--- SUPPLIED RECORDS Enclosed Below ---
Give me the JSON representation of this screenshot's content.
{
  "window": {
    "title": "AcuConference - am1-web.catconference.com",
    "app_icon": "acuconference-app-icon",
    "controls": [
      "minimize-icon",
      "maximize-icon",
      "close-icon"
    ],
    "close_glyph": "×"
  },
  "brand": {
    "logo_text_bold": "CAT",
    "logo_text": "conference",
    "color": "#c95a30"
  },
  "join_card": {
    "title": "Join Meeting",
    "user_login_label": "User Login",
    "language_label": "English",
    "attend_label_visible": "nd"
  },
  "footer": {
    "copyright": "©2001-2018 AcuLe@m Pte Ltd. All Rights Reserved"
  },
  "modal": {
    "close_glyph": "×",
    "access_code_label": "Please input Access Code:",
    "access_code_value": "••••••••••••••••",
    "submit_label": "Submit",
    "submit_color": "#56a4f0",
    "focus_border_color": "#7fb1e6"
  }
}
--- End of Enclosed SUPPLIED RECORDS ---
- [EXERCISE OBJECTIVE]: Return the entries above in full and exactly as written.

- [ANSWER BOX]:
Give me the JSON representation of this screenshot's content.
{
  "window": {
    "title": "AcuConference - am1-web.catconference.com",
    "app_icon": "acuconference-app-icon",
    "controls": [
      "minimize-icon",
      "maximize-icon",
      "close-icon"
    ],
    "close_glyph": "×"
  },
  "brand": {
    "logo_text_bold": "CAT",
    "logo_text": "conference",
    "color": "#c95a30"
  },
  "join_card": {
    "title": "Join Meeting",
    "user_login_label": "User Login",
    "language_label": "English",
    "attend_label_visible": "nd"
  },
  "footer": {
    "copyright": "©2001-2018 AcuLe@m Pte Ltd. All Rights Reserved"
  },
  "modal": {
    "close_glyph": "×",
    "access_code_label": "Please input Access Code:",
    "access_code_value": "••••••••••••••••",
    "submit_label": "Submit",
    "submit_color": "#56a4f0",
    "focus_border_color": "#7fb1e6"
  }
}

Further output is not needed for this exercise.